→ The problem:
Write the listing out again word for word. Pictures do not belong in the copy.

== Segment start ==

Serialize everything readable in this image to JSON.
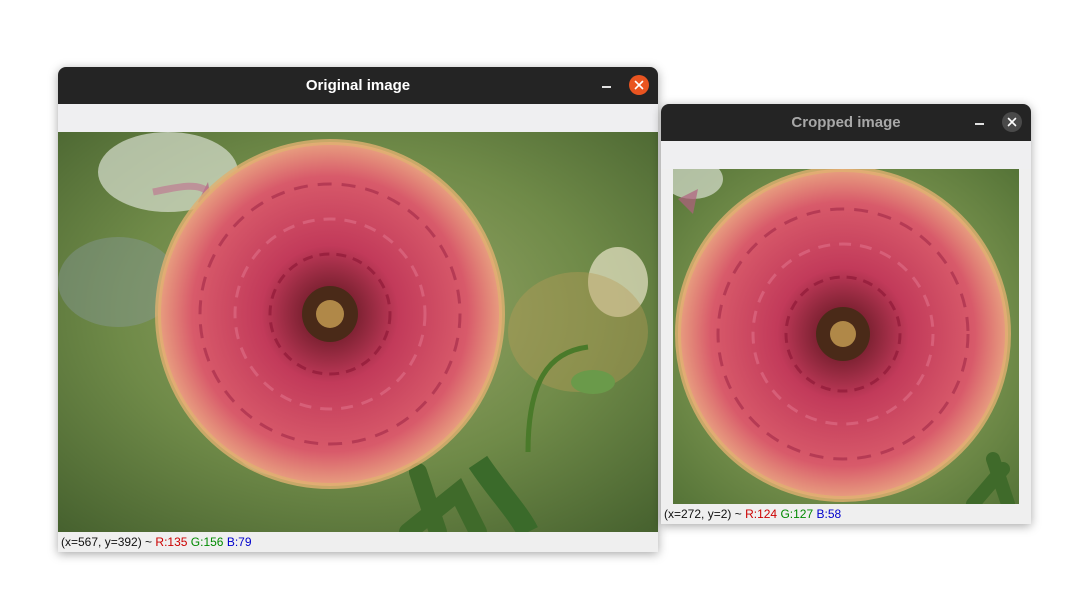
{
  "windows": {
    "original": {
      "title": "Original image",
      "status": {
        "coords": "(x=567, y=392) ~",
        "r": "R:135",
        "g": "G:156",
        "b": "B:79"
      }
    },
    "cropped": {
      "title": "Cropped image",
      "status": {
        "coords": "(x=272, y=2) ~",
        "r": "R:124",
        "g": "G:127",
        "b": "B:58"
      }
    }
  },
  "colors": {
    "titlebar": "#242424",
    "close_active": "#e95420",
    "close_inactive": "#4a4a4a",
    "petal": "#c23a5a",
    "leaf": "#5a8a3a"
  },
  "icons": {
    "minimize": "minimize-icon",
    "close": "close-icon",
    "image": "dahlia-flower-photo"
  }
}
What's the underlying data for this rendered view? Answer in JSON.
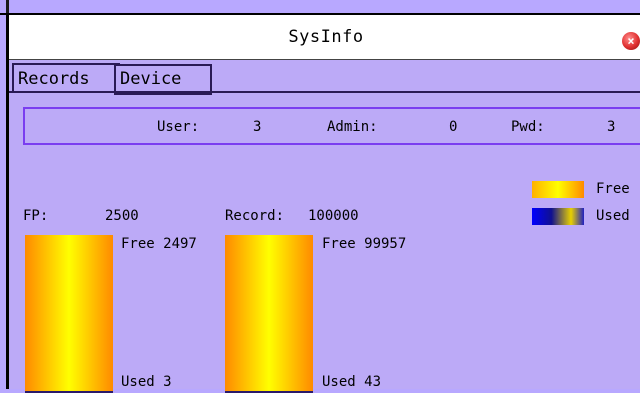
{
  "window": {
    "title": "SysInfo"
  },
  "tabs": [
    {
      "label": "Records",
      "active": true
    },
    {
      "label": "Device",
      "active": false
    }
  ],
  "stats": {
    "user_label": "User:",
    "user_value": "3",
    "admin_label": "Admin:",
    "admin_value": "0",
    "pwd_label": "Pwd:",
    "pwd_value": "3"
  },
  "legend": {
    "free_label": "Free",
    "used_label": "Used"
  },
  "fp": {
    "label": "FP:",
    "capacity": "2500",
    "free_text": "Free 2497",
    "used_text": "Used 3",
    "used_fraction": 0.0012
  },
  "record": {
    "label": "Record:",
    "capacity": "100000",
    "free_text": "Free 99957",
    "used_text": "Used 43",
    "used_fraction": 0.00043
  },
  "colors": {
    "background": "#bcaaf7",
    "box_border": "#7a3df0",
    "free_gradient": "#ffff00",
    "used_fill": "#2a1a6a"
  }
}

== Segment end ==

→ Solution for this exercise:
Serialize everything readable in this image to JSON.
{
  "windows": {
    "original": {
      "title": "Original image",
      "status": {
        "coords": "(x=567, y=392) ~",
        "r": "R:135",
        "g": "G:156",
        "b": "B:79"
      }
    },
    "cropped": {
      "title": "Cropped image",
      "status": {
        "coords": "(x=272, y=2) ~",
        "r": "R:124",
        "g": "G:127",
        "b": "B:58"
      }
    }
  },
  "colors": {
    "titlebar": "#242424",
    "close_active": "#e95420",
    "close_inactive": "#4a4a4a",
    "petal": "#c23a5a",
    "leaf": "#5a8a3a"
  },
  "icons": {
    "minimize": "minimize-icon",
    "close": "close-icon",
    "image": "dahlia-flower-photo"
  }
}
What's the underlying data for this rendered view? Answer in JSON.
{
  "window": {
    "title": "SysInfo"
  },
  "tabs": [
    {
      "label": "Records",
      "active": true
    },
    {
      "label": "Device",
      "active": false
    }
  ],
  "stats": {
    "user_label": "User:",
    "user_value": "3",
    "admin_label": "Admin:",
    "admin_value": "0",
    "pwd_label": "Pwd:",
    "pwd_value": "3"
  },
  "legend": {
    "free_label": "Free",
    "used_label": "Used"
  },
  "fp": {
    "label": "FP:",
    "capacity": "2500",
    "free_text": "Free 2497",
    "used_text": "Used 3",
    "used_fraction": 0.0012
  },
  "record": {
    "label": "Record:",
    "capacity": "100000",
    "free_text": "Free 99957",
    "used_text": "Used 43",
    "used_fraction": 0.00043
  },
  "colors": {
    "background": "#bcaaf7",
    "box_border": "#7a3df0",
    "free_gradient": "#ffff00",
    "used_fill": "#2a1a6a"
  }
}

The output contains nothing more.